The Internal Revenue Service (IRS) recently announced that it will automatically waive the estimated tax penalty for over 400,000 eligible taxpayers whose withholding and estimated tax payments fell short of their 2018 tax liability, and it removed the requirement that estimated payments be made in four equal installments (if paid by January 15, 2019).
The IRS recently announced a letter campaign, issuing one of three letters to taxpayers regarding virtual currency. Two of the letters are informational, sent to taxpayers who may have had a requirement to report virtual currency transactions but did not do so (Letter 6174), or taxpayers who reported transactions with virtual currency but may have made a mistake (Letter 6174-A). Neither of these letters require a response to the IRS. It is the third letter that gives tax professionals pause for concern.
If you dealt in virtual currency in recent years, you may soon receive a letter from the IRS regarding a potential failure to report income and pay related taxes, according to a recent IRS announcement. The federal tax agency is beginning to reach out to taxpayers as part of the virtual currency compliance campaign it announced last year.
The Taxpayer First Act signed into law by President Trump requires the IRS to make important changes that will benefit taxpayers and improve tax administration.
The Treasury Inspector General of Tax Administration (TIGTA) recently released its interim report on the 2019 federal tax filing season. As of March 1, 2019, the Internal Revenue Service (IRS) had received over 59 million tax returns and issued approximately $142 billion in refunds on over 46 million of those returns. A vast majority - 95 percent - of filers e-filed their returns this season.

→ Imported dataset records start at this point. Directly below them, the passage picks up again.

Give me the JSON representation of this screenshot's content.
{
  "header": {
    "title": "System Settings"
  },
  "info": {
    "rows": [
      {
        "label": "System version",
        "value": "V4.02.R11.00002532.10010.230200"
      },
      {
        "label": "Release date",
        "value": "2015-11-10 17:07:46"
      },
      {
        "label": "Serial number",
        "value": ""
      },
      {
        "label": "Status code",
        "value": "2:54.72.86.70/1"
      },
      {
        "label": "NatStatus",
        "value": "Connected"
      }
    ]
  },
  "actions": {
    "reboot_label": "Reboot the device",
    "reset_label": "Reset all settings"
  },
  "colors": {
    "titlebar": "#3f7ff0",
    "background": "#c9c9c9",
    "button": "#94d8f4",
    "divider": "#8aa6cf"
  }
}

The Internal Revenue Service (IRS) estimates that it has nearly $1.4 billion in unclaimed income tax refunds due to about 1.2 million taxpayers who failed to file a 2015 Form 1040. The deadline to claim these funds is this year's return filing deadline, April 15, 2019.
Nevada-based tax preparer and former IRS employee Thomas Bidegary was recently sentenced to five years in prison for conspiring to commit tax fraud, causing a tax loss of nearly $260,000 to the federal government. Between 2009 and 2014, Bidegary prepared false tax forms claiming fictitious business losses that he used to obtain larger refunds than were due to his clients who "invested" in his businesses.

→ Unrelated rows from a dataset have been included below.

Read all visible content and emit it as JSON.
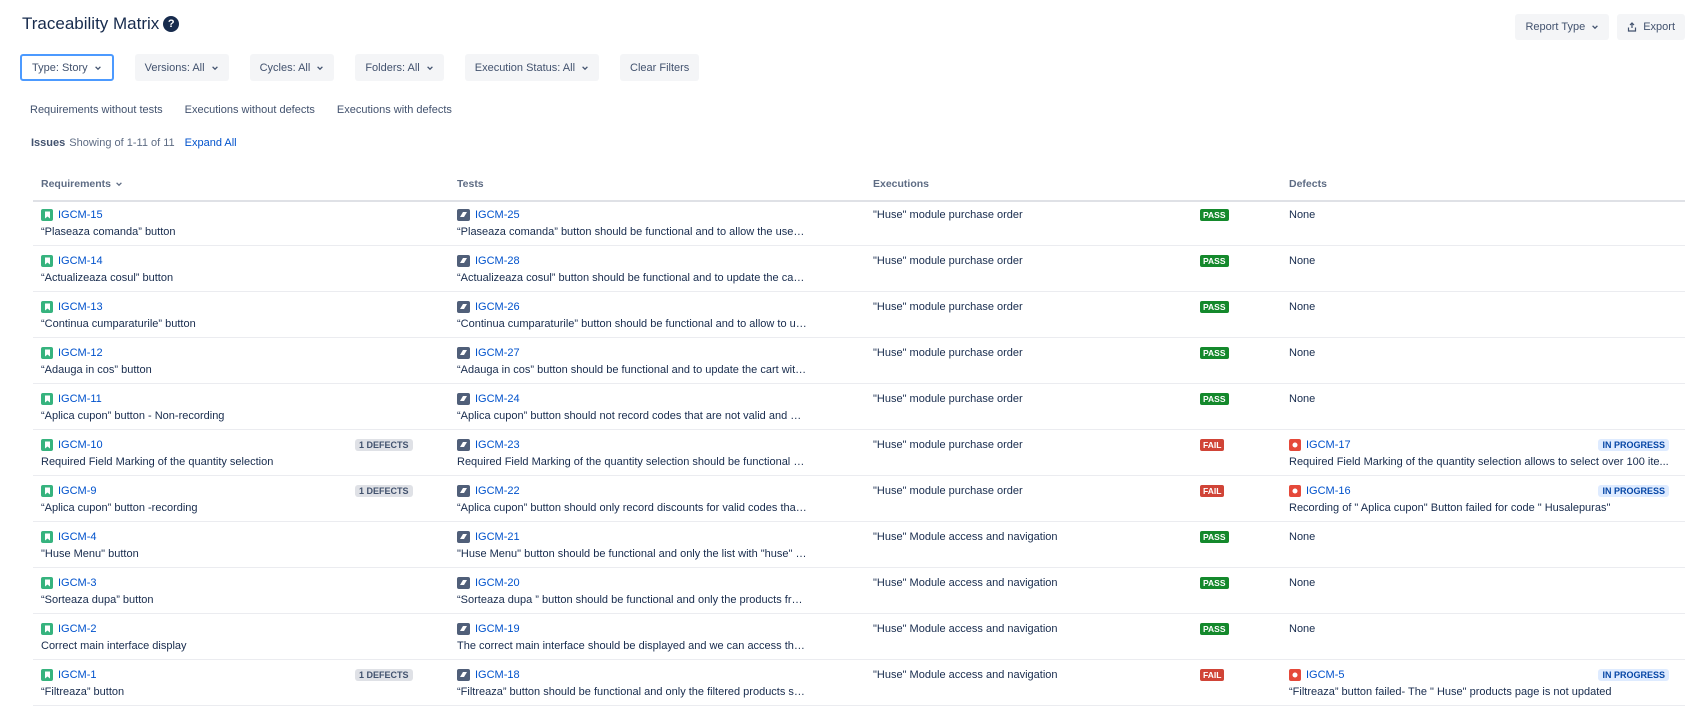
{
  "header": {
    "title": "Traceability Matrix",
    "help_glyph": "?",
    "report_type_label": "Report Type",
    "export_label": "Export"
  },
  "filters": [
    {
      "label": "Type: Story"
    },
    {
      "label": "Versions: All"
    },
    {
      "label": "Cycles: All"
    },
    {
      "label": "Folders: All"
    },
    {
      "label": "Execution Status: All"
    }
  ],
  "clear_filters_label": "Clear Filters",
  "quick_tabs": [
    "Requirements without tests",
    "Executions without defects",
    "Executions with defects"
  ],
  "issues": {
    "label": "Issues",
    "count_text": "Showing of 1-11 of 11",
    "expand_all": "Expand All"
  },
  "columns": {
    "requirements": "Requirements",
    "tests": "Tests",
    "executions": "Executions",
    "defects": "Defects"
  },
  "colors": {
    "pass": "#14892c",
    "fail": "#d04437",
    "link": "#0052cc",
    "story": "#36b37e",
    "bug": "#e5493a"
  },
  "rows": [
    {
      "req_key": "IGCM-15",
      "req_desc": "“Plaseaza comanda” button",
      "defects_badge": "",
      "test_key": "IGCM-25",
      "test_desc": "“Plaseaza comanda” button should be functional and to allow the user to pl...",
      "exec": "\"Huse\" module purchase order",
      "status": "PASS",
      "defect_key": "",
      "defect_desc": "None",
      "defect_status": ""
    },
    {
      "req_key": "IGCM-14",
      "req_desc": "“Actualizeaza cosul” button",
      "defects_badge": "",
      "test_key": "IGCM-28",
      "test_desc": "“Actualizeaza cosul” button should be functional and to update the cart wit...",
      "exec": "\"Huse\" module purchase order",
      "status": "PASS",
      "defect_key": "",
      "defect_desc": "None",
      "defect_status": ""
    },
    {
      "req_key": "IGCM-13",
      "req_desc": "“Continua cumparaturile” button",
      "defects_badge": "",
      "test_key": "IGCM-26",
      "test_desc": "“Continua cumparaturile” button should be functional and to allow to user to ...",
      "exec": "\"Huse\" module purchase order",
      "status": "PASS",
      "defect_key": "",
      "defect_desc": "None",
      "defect_status": ""
    },
    {
      "req_key": "IGCM-12",
      "req_desc": "“Adauga in cos” button",
      "defects_badge": "",
      "test_key": "IGCM-27",
      "test_desc": "“Adauga in cos” button should be functional and to update the cart with the ...",
      "exec": "\"Huse\" module purchase order",
      "status": "PASS",
      "defect_key": "",
      "defect_desc": "None",
      "defect_status": ""
    },
    {
      "req_key": "IGCM-11",
      "req_desc": "“Aplica cupon” button - Non-recording",
      "defects_badge": "",
      "test_key": "IGCM-24",
      "test_desc": "“Aplica cupon” button should not record codes that are not valid and are ap...",
      "exec": "\"Huse\" module purchase order",
      "status": "PASS",
      "defect_key": "",
      "defect_desc": "None",
      "defect_status": ""
    },
    {
      "req_key": "IGCM-10",
      "req_desc": "Required Field Marking of the quantity selection",
      "defects_badge": "1 DEFECTS",
      "test_key": "IGCM-23",
      "test_desc": "Required Field Marking of the quantity selection should be functional and the...",
      "exec": "\"Huse\" module purchase order",
      "status": "FAIL",
      "defect_key": "IGCM-17",
      "defect_desc": "Required Field Marking of the quantity selection allows to select over 100 ite...",
      "defect_status": "IN PROGRESS"
    },
    {
      "req_key": "IGCM-9",
      "req_desc": "“Aplica cupon” button -recording",
      "defects_badge": "1 DEFECTS",
      "test_key": "IGCM-22",
      "test_desc": "“Aplica cupon” button should only record discounts for valid codes that are ...",
      "exec": "\"Huse\" module purchase order",
      "status": "FAIL",
      "defect_key": "IGCM-16",
      "defect_desc": "Recording of \" Aplica cupon\" Button failed for code \" Husalepuras\"",
      "defect_status": "IN PROGRESS"
    },
    {
      "req_key": "IGCM-4",
      "req_desc": "\"Huse Menu\" button",
      "defects_badge": "",
      "test_key": "IGCM-21",
      "test_desc": "\"Huse Menu\" button should be functional and only the list with \"huse\" produ...",
      "exec": "\"Huse\" Module access and navigation",
      "status": "PASS",
      "defect_key": "",
      "defect_desc": "None",
      "defect_status": ""
    },
    {
      "req_key": "IGCM-3",
      "req_desc": "“Sorteaza dupa” button",
      "defects_badge": "",
      "test_key": "IGCM-20",
      "test_desc": "“Sorteaza dupa ” button should be functional and only the products from th...",
      "exec": "\"Huse\" Module access and navigation",
      "status": "PASS",
      "defect_key": "",
      "defect_desc": "None",
      "defect_status": ""
    },
    {
      "req_key": "IGCM-2",
      "req_desc": "Correct main interface display",
      "defects_badge": "",
      "test_key": "IGCM-19",
      "test_desc": "The correct main interface should be displayed and we can access the mai...",
      "exec": "\"Huse\" Module access and navigation",
      "status": "PASS",
      "defect_key": "",
      "defect_desc": "None",
      "defect_status": ""
    },
    {
      "req_key": "IGCM-1",
      "req_desc": "“Filtreaza” button",
      "defects_badge": "1 DEFECTS",
      "test_key": "IGCM-18",
      "test_desc": "“Filtreaza” button should be functional and only the filtered products should ...",
      "exec": "\"Huse\" Module access and navigation",
      "status": "FAIL",
      "defect_key": "IGCM-5",
      "defect_desc": "“Filtreaza” button failed- The \" Huse\" products page is not updated",
      "defect_status": "IN PROGRESS"
    }
  ]
}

The IRS recently released its annual report to Congress on the Whistleblower Program, which awarded over $312 million to whistleblowers and collected $1.4 billion in FY 2018. Awards in this period represent 21.7% of total proceeds collected based on whistleblower claims, a significant increase of nearly 4 percentage points as compared to FY 2017. The IRS generally waits at least 8 years before issuing awards to ensure a final determination of proceeds can be made first.

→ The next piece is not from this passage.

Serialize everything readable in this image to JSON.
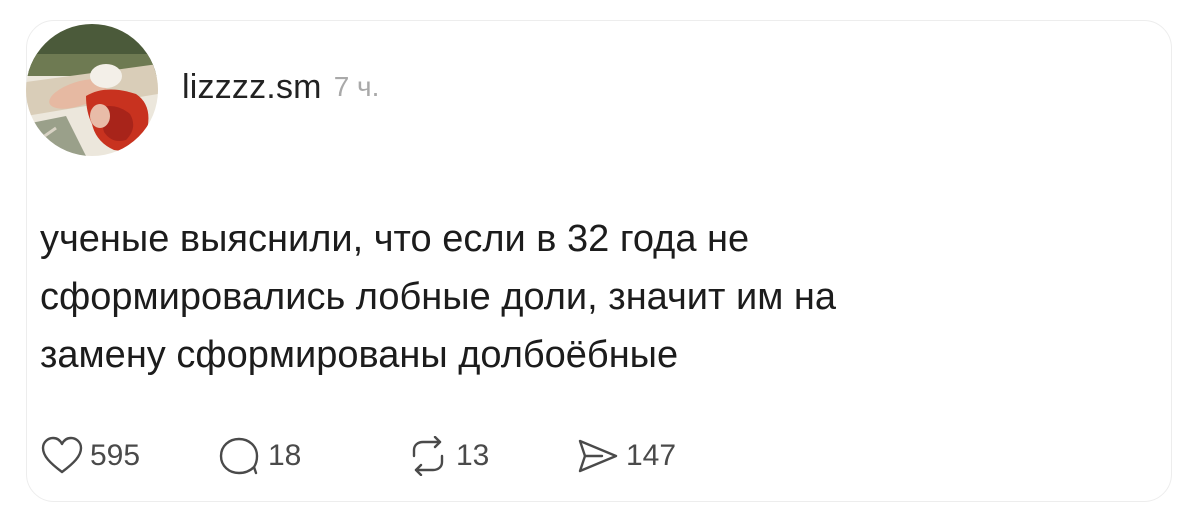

Employees of the Internal Revenue Service (IRS) returned to work just in time for the 2019 tax-filing season to begin. By mid-day Monday, several million tax returns had already been received for processing, and the IRS expects about 150 million individual tax returns by the April 15th deadline. As a reminder, a new Form 1040 is being used for tax year 2018. Details about this change and other information for the 2019 federal filing season can be found here.